## Task goal
Retype each entry. Leave nothing out.

(Interface dataset entries)
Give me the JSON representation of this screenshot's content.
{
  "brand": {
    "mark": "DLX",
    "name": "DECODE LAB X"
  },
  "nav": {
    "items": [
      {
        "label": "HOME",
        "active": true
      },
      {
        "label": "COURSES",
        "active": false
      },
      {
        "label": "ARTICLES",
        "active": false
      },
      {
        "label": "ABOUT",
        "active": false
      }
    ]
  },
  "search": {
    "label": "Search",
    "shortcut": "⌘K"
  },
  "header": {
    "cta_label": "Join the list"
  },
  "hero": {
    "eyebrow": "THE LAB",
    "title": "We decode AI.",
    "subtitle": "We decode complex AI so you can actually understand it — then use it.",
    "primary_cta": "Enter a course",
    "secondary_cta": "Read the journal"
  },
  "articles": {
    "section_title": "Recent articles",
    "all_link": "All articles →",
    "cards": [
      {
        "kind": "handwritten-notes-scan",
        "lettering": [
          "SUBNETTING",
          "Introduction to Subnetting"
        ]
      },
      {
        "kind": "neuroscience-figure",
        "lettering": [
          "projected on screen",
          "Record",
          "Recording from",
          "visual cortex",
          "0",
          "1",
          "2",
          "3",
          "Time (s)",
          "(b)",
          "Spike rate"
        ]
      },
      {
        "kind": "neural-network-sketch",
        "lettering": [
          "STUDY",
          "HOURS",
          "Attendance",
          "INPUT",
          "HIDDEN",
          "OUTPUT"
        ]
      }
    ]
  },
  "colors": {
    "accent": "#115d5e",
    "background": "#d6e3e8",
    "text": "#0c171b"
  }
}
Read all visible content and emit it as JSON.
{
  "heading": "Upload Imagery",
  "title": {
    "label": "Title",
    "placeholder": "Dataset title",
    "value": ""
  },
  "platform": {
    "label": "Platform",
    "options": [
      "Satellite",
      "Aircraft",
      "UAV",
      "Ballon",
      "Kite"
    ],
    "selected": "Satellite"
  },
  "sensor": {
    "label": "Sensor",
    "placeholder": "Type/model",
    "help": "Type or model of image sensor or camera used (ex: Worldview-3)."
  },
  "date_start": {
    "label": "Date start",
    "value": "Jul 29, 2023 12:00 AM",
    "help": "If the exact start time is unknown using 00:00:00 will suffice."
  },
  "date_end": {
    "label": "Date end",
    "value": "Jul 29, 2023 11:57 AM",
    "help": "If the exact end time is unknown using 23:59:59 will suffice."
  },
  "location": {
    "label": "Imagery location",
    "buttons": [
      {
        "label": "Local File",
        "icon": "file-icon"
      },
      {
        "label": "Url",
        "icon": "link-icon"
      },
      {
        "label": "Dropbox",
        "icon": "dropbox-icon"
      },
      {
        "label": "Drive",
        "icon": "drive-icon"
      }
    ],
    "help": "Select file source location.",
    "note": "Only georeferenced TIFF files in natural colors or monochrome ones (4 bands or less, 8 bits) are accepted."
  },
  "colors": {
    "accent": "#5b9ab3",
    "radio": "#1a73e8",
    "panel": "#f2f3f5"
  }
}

## Answer section
Give me the JSON representation of this screenshot's content.
{
  "brand": {
    "mark": "DLX",
    "name": "DECODE LAB X"
  },
  "nav": {
    "items": [
      {
        "label": "HOME",
        "active": true
      },
      {
        "label": "COURSES",
        "active": false
      },
      {
        "label": "ARTICLES",
        "active": false
      },
      {
        "label": "ABOUT",
        "active": false
      }
    ]
  },
  "search": {
    "label": "Search",
    "shortcut": "⌘K"
  },
  "header": {
    "cta_label": "Join the list"
  },
  "hero": {
    "eyebrow": "THE LAB",
    "title": "We decode AI.",
    "subtitle": "We decode complex AI so you can actually understand it — then use it.",
    "primary_cta": "Enter a course",
    "secondary_cta": "Read the journal"
  },
  "articles": {
    "section_title": "Recent articles",
    "all_link": "All articles →",
    "cards": [
      {
        "kind": "handwritten-notes-scan",
        "lettering": [
          "SUBNETTING",
          "Introduction to Subnetting"
        ]
      },
      {
        "kind": "neuroscience-figure",
        "lettering": [
          "projected on screen",
          "Record",
          "Recording from",
          "visual cortex",
          "0",
          "1",
          "2",
          "3",
          "Time (s)",
          "(b)",
          "Spike rate"
        ]
      },
      {
        "kind": "neural-network-sketch",
        "lettering": [
          "STUDY",
          "HOURS",
          "Attendance",
          "INPUT",
          "HIDDEN",
          "OUTPUT"
        ]
      }
    ]
  },
  "colors": {
    "accent": "#115d5e",
    "background": "#d6e3e8",
    "text": "#0c171b"
  }
}
Read all visible content and emit it as JSON.
{
  "heading": "Upload Imagery",
  "title": {
    "label": "Title",
    "placeholder": "Dataset title",
    "value": ""
  },
  "platform": {
    "label": "Platform",
    "options": [
      "Satellite",
      "Aircraft",
      "UAV",
      "Ballon",
      "Kite"
    ],
    "selected": "Satellite"
  },
  "sensor": {
    "label": "Sensor",
    "placeholder": "Type/model",
    "help": "Type or model of image sensor or camera used (ex: Worldview-3)."
  },
  "date_start": {
    "label": "Date start",
    "value": "Jul 29, 2023 12:00 AM",
    "help": "If the exact start time is unknown using 00:00:00 will suffice."
  },
  "date_end": {
    "label": "Date end",
    "value": "Jul 29, 2023 11:57 AM",
    "help": "If the exact end time is unknown using 23:59:59 will suffice."
  },
  "location": {
    "label": "Imagery location",
    "buttons": [
      {
        "label": "Local File",
        "icon": "file-icon"
      },
      {
        "label": "Url",
        "icon": "link-icon"
      },
      {
        "label": "Dropbox",
        "icon": "dropbox-icon"
      },
      {
        "label": "Drive",
        "icon": "drive-icon"
      }
    ],
    "help": "Select file source location.",
    "note": "Only georeferenced TIFF files in natural colors or monochrome ones (4 bands or less, 8 bits) are accepted."
  },
  "colors": {
    "accent": "#5b9ab3",
    "radio": "#1a73e8",
    "panel": "#f2f3f5"
  }
}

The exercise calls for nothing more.